When first using programming languages like C, C++, Java, I never stopped to think about what the compilation phase was actually doing, beyond considering it a necessary translation from source code to machine code. The need to annotate variables and methods with types seemed an intrinsic part of that process, and I never gave much thought about what it really meant, or the purpose it served; it was just part of writing and compiling code.
Using dynamic languages changes things, you realize that code may need some form of translation or interpretation for execution, but does not absolutely require type annotations as with statically typed languages. In this light, one reconsiders what a type system is from scratch, how it plays a part in compilation, and what compilation errors and type errors really are.
A type error (I am not talking about statistics) is an important concept to grasp well. In fact not just for programming, it is also a useful concept to illuminate errors in natural language and thinking. Briefly, a type error is treating data as belonging to a kind to which it does not in fact belong. The obvious example is invoking operations on an object that does not support them. Or alternatively, according to this page
type error: an attempt to perform an operation on arguments of the wrong types.
If one tries to perform such illegal operations (and there is no available conversion or coercion), the program can behave unexpectedly or crash. Statically typed languages can detect this error at compile time, which is a good thing. This is one of the main points advocates of statically typed languages make when discussing static and dynamic languages.
But the question is, how big an advantage is this? How important are type errors, what fraction of common programming errors do they make up? And how much of program correctness (in the non strict sense of the term) can a compiler check and ensure?
Compilers and type systems can be seen not just requirements to write programs that do not crash, but also tools with which to express and check problem domain information. The more information about the problem domain can be encoded in the type information in a program, the more the compiler can check for you. In this mindset one adds type information order to exploit the type system, rather than just conform to it.
Here are a few examples where problem domain information is encoded in types in order to prevent errors that otherwise could occur at runtime, and therefore would need specific checks. A concrete example taken from the first post I linked
- If I call
moveon a tic-tac-toe board, but the game has finished, I should get a compile-time type-error. In other words, calling
moveon inappropriate game states (i.e. move doesn’t make sense) is disallowed by the types.
- If I call
takeMoveBackon a tic-tac-toe board, but no moves have yet been made, I get a compile-time type-error.
- If I call
whoWonOrDrawon a tic-tac-toe board, but the game hasn’t yet finished, I get a compile-time type-error.
By encoding these rules of the problem domain into the type system, it is not possible to write a program that violates the rule, logic errors in the program do not compile.
But it is unrealistic to go all the way and say, all the relevant information should be expressible in types, and its really seductive twin: all program errors are type errors. Unfortunately, the real world is not that tidy and convenient, unless you’re doing specialized things like theorem proving, or programming with an exotic programming language like Coq.
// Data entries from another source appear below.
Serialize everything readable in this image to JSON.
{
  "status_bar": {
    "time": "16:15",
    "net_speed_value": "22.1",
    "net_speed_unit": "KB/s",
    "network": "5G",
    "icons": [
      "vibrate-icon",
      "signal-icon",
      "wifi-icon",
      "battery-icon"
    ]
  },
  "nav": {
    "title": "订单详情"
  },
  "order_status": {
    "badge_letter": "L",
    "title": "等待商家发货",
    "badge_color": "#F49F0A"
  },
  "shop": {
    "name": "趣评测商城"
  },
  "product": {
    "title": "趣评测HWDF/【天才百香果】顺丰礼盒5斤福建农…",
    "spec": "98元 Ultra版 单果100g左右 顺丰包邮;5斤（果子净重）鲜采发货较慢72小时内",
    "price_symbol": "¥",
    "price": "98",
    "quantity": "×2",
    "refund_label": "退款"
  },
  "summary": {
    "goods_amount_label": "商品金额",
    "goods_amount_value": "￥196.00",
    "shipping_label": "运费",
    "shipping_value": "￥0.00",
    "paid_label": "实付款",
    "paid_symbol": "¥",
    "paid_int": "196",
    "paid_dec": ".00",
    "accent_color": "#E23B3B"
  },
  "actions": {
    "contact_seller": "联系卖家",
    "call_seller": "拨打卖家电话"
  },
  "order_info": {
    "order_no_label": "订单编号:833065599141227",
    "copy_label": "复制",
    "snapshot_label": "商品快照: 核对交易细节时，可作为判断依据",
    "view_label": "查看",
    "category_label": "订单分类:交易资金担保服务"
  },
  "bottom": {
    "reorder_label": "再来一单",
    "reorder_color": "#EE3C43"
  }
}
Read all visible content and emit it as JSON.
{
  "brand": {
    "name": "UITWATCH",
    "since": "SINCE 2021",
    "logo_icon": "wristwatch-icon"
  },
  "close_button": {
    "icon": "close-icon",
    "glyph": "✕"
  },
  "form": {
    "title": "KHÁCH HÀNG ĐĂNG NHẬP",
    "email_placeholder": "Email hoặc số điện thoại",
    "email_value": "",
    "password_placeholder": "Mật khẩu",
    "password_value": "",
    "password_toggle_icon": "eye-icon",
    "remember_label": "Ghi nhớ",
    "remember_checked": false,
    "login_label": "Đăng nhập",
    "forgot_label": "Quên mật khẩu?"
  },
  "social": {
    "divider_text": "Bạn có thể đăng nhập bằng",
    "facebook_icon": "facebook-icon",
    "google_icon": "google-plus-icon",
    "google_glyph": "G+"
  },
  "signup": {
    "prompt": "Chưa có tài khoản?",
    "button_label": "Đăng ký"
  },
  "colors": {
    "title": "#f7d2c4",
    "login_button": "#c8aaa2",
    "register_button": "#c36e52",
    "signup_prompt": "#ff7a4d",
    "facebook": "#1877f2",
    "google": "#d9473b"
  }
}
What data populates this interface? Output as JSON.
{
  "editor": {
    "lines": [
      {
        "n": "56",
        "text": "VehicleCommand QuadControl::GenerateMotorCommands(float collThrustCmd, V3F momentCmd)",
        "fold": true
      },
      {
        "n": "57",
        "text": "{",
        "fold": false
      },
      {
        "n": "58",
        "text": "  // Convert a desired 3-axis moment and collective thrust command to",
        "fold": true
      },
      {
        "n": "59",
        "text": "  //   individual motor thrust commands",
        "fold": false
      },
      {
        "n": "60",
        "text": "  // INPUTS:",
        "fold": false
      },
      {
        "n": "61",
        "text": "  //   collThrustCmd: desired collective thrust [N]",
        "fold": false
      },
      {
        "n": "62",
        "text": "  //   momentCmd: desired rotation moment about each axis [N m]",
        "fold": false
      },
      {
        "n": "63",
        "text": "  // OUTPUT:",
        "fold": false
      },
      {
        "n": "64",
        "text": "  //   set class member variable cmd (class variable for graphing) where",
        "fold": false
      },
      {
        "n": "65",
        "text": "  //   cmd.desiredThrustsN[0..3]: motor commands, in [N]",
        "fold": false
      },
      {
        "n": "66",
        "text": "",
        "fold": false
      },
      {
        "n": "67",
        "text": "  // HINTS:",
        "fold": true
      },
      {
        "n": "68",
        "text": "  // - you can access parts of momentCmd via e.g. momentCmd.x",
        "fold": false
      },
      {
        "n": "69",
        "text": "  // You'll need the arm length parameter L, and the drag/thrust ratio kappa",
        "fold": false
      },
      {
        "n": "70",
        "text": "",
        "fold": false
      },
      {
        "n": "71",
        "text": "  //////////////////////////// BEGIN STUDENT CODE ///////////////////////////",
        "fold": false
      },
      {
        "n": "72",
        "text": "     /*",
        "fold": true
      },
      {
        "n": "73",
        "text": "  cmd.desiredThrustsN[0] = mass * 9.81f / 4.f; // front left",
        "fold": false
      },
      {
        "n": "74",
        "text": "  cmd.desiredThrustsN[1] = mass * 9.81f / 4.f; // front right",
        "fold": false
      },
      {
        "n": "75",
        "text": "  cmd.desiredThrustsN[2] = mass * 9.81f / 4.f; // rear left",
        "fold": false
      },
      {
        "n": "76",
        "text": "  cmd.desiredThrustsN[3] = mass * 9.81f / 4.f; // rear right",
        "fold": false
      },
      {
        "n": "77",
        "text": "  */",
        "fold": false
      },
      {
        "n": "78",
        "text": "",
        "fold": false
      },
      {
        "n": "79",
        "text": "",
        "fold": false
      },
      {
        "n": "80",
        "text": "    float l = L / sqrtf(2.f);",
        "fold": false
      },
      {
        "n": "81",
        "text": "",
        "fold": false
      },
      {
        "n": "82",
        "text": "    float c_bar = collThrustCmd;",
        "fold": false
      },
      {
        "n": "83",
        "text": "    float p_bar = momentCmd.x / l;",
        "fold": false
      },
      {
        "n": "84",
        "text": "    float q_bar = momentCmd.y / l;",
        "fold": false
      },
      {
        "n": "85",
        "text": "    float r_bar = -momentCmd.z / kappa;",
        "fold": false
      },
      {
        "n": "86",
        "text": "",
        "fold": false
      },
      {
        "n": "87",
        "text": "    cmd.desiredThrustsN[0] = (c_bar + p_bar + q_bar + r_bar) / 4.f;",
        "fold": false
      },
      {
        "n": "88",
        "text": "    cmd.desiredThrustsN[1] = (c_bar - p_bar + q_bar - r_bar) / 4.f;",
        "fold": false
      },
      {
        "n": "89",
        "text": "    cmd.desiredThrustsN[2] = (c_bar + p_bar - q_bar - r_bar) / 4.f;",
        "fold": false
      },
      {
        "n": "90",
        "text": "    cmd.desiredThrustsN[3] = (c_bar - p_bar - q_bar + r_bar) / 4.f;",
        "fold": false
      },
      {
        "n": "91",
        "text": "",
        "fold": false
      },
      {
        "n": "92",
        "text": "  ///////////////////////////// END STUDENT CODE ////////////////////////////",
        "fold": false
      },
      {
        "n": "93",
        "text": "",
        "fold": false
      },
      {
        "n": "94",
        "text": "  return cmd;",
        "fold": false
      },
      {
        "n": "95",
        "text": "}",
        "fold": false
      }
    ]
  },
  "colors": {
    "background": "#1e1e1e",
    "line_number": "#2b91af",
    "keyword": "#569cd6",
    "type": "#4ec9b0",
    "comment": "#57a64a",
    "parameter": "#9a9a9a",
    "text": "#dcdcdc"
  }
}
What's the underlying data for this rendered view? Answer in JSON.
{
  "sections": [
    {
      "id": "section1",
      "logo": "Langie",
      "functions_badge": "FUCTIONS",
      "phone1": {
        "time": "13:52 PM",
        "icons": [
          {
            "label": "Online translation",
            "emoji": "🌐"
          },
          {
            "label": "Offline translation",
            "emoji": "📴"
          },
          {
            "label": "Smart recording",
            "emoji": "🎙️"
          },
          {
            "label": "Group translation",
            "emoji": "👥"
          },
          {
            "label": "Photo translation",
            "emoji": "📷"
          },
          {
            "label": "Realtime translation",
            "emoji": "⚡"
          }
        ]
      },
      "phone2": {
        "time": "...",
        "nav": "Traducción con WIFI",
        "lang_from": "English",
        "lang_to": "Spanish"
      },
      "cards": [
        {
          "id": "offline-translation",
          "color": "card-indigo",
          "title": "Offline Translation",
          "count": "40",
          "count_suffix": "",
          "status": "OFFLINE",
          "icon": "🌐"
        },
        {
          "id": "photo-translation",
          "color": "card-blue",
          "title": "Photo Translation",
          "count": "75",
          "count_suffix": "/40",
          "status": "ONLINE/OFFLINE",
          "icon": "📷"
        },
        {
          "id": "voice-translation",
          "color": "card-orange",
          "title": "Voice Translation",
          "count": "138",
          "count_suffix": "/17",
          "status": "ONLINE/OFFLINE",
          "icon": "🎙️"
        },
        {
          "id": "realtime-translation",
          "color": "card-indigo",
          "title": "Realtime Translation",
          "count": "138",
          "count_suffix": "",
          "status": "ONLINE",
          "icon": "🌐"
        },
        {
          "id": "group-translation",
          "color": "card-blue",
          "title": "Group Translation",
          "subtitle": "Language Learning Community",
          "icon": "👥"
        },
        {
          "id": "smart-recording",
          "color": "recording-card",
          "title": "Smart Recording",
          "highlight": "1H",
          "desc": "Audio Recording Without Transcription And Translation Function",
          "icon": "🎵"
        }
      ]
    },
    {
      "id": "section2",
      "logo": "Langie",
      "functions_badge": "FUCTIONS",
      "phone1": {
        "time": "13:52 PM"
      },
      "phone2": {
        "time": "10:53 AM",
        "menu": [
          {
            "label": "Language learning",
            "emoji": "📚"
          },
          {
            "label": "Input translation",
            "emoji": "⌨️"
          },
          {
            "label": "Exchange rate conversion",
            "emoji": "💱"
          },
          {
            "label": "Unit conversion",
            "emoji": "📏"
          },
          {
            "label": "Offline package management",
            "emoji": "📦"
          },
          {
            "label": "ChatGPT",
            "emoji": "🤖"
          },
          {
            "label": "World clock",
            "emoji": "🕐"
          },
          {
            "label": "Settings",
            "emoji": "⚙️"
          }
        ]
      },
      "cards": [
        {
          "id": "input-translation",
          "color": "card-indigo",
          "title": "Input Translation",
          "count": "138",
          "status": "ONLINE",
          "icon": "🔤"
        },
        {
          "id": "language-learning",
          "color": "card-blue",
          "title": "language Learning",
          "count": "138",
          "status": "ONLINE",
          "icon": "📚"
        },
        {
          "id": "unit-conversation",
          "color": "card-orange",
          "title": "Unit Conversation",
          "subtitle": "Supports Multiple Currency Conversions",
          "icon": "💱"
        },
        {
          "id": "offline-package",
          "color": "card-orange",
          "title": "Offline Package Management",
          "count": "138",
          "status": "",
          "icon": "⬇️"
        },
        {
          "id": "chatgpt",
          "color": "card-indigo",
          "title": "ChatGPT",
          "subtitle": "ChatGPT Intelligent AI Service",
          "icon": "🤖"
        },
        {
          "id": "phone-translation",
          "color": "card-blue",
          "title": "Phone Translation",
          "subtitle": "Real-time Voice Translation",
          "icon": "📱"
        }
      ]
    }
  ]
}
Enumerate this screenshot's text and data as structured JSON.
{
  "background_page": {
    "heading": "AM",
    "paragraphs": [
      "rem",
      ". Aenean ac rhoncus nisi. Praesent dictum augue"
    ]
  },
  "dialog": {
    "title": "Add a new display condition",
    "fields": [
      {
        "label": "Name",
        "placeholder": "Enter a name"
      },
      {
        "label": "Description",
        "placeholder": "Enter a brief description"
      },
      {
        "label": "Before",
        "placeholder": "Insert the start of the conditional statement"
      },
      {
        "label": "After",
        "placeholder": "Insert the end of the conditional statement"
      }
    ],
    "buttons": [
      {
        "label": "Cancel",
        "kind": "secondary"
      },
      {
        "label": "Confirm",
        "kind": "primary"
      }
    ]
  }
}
As advocates of dynamic languages know very well, there is no subsitute for unit testing and integration tests. The compiler should not make you feel safe enough to disregard testing. Compile-time checking and testing are complementary, not mutually exclusive. Compile-time checking does not eliminate the need for testing, nor does testing eliminate the benefits of compile-time checking.
Still, there is most probably room left to express more relevant information in the type system and making the compiler do more work for you. And this becomes even more plausible if you’re using a language with such a powerful type system as Scala. More on these matters: Static Typing Where Possible, Dynamic Typing When Needed: The End of the Cold War Between Programming Languages.